The Kirby Institute
Level 6 Seminar Room
Wallace Wurth Building
Sydney NSW 2052
Kirby Institute is pleased to present:
Chan Phetsouphanh - "Novel approaches to the characterization of antigen-specific CD4+ T cells in HIV-1 infection."
Immune reconstitution is typical in chronic HIV-1 infected individuals who are treated with cART. The characteristics of this were monitored in 20 chronically infected subjects recruited through the PrIRIS study. Changes in CD4+ T cell function were characterized in the context of increases in CD4+ T-cell counts and decreases in plasma viral load over the first year of therapy using the CD25/OX40 assay and a range of other phenotypic assays.

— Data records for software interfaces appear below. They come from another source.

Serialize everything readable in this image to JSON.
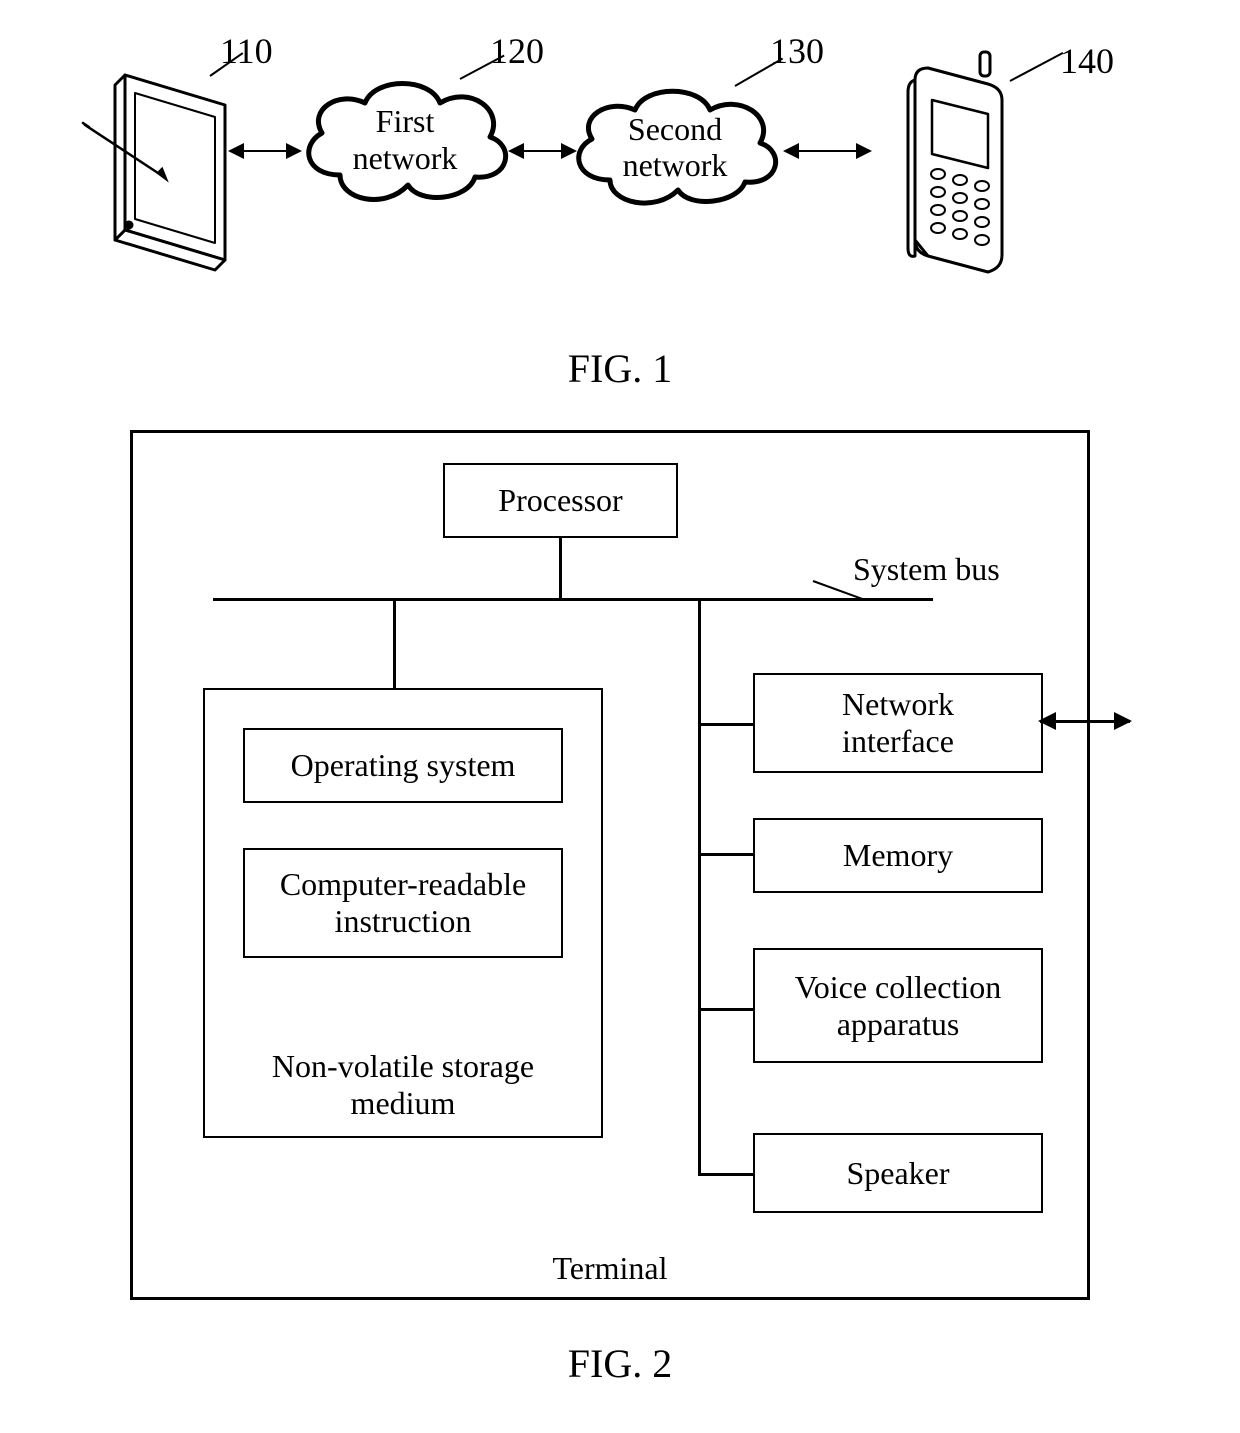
{
  "fig1": {
    "refs": {
      "tablet": "110",
      "cloud_first": "120",
      "cloud_second": "130",
      "phone": "140"
    },
    "cloud_first_label": "First\nnetwork",
    "cloud_second_label": "Second\nnetwork",
    "caption": "FIG. 1"
  },
  "fig2": {
    "caption": "FIG. 2",
    "outer_label": "Terminal",
    "processor": "Processor",
    "system_bus_label": "System bus",
    "storage": {
      "outer_label": "Non-volatile storage\nmedium",
      "os": "Operating system",
      "instr": "Computer-readable\ninstruction"
    },
    "right": {
      "net_if": "Network\ninterface",
      "memory": "Memory",
      "voice": "Voice collection\napparatus",
      "speaker": "Speaker"
    }
  }
}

The CD25/OX40 assay was used to identify antigen-specific CD4+ T-cells in vitro. In healthy individuals the majority of CMV-specific responses were from the effector memory (Tem) subset, with TT-specific responses arising from the central memory (Tcm) subset. In chronic HIV+ subjects post-therapy, the ratio of the responding memory subsets was inverted, with a greater gag response coming from the Tcm subset at week 48 compared to week 4. As activation decreased, the percentages of responding Tem cells decreased, but long-term Tcm responses were maintained.
A qualitative multiplex single-cell RT-PCR assay was developed to be used downstream of the CD25/OX40 assay. Lineage specific transcription factor profiling, allowed delineation of Th1 (Tbet), Th2 (Gata3), Th17 (Rorc), Tregs (Foxp3) and Tfh (BCL6) cells within an antigen specific population. Results demonstrated >80% of activated Ag-specific single cells expressed only 1 transcription factor. CMV-specific CD4+ T-cells displayed a dominant Th1-like response, and TT-specific cells displayed a Th2-like response. HIV-specific CD4+ T cells displayed a Th1-like response at early time points.
PKC-θ a novel protein kinase plays an important role in T cell development, proliferation, differentiation and chromatin remodelling. In Ag-specific CD4+ T-cells, PKC-θ was bound in intronic regions of genes, where it was highly associated with permissive histone marks and enhancer-like chromatin state. NF-kB (p65) was identified as having common binding sites to PKC-θ. p65 motifs were found mostly within the promoter, 5’UTR and exons of inducible genes. This result highlights the possible involvement of NF-kB and PKC-θ as potential binding partners.
In conclusion, the characterization of virus-specific CD4+ T-cells at the cellular and molecular level are likely to reveal mechanisms for the manipulation of immunological memory development and its maintenance, allowing improved design of immunotherapies and vaccines.
Chan is a PhD candidate in the IVPP program under the supervision of Prof. Tony Kelleher. His project involves the characterization of antigen specific CD4+ T-cells in HIV-1 infection.